Findings: A preliminary analysis was performed after 7 months. 201 patients undergoing a cesarean section under neuraxial anesthesia were recruited, of whom 70 presented shivering and were randomized. Our study shows that dexmedetomidine reduces the duration of shivering: mean time to decrease chills after the bolus is 2.3 minutes (CI 95% 1.7-3.0min) with dexmedetomidine, and 20.3 minutes (CI 95% 16.2- 24.5min) with saline. At 5 minutes, chills had stopped in 77% of the patients in the intervention group versus 11% in the control group. Chills significantly decreased at 5, 10 and 15 minutes after the administration of a 30 mcg IV bolus of dexmedetomidine. No adverse effects, including bradycardia, have been observed. In cases where slower heart rates were noticed, no medical intervention was needed.
Conclusions: This study demonstrates that an intravenous bolus of dexmedetomidine is an effective treatment to decrease the duration of shivering during cesarean delivery under neuraxial anesthesia. More patients are needed to fully assess safety.
(1) Crowley, L. J., & Buggy, D. J. (2008). Shivering and neuraxial anesthesia. Regional Anesthesia and Pain Medicine, 33(3), 241–252.

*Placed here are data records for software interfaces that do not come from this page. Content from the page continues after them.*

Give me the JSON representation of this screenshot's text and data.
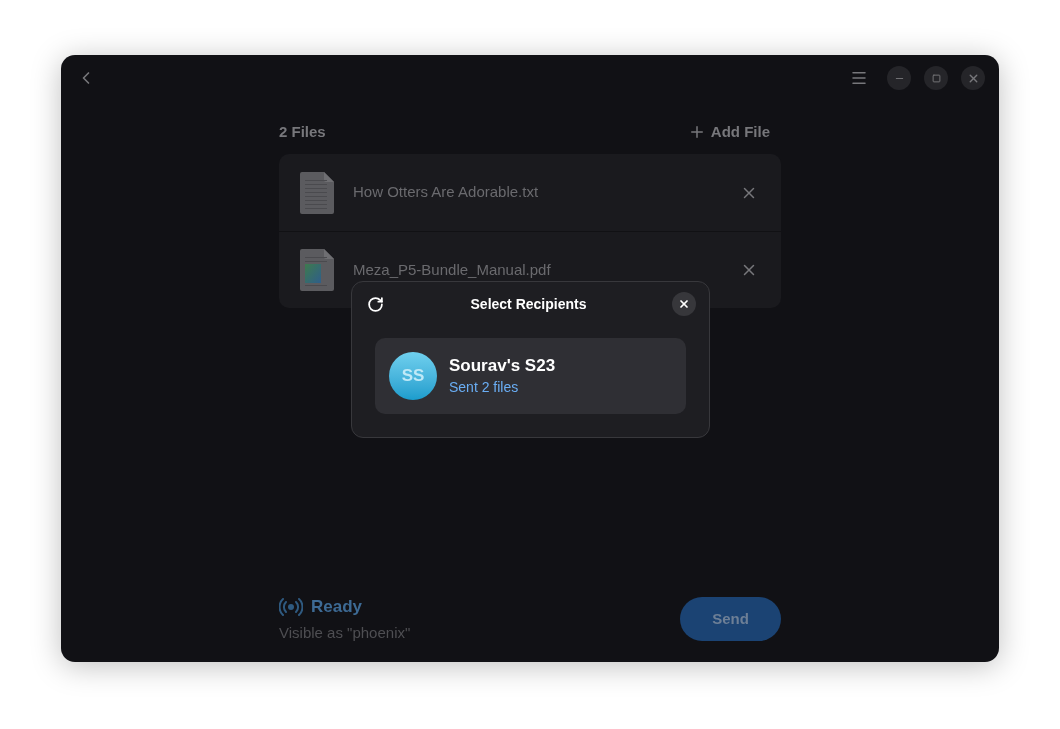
{
  "files_header": {
    "count": "2 Files",
    "add_label": "Add File"
  },
  "files": [
    {
      "name": "How Otters Are Adorable.txt",
      "kind": "text"
    },
    {
      "name": "Meza_P5-Bundle_Manual.pdf",
      "kind": "document"
    }
  ],
  "status": {
    "title": "Ready",
    "subtitle": "Visible as \"phoenix\""
  },
  "send_button": "Send",
  "dialog": {
    "title": "Select Recipients",
    "devices": [
      {
        "initials": "SS",
        "name": "Sourav's S23",
        "status": "Sent 2 files"
      }
    ]
  }
}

(2) Mittal, G., Gupta, K., Katyal, S., & Kaushal, S. (2014). Randomised double-blind comparative study of dexmedetomidine and tramadol for post-spinal anaesthesia shivering. Indian Journal of Anaesthesia, 58(3), 257–262.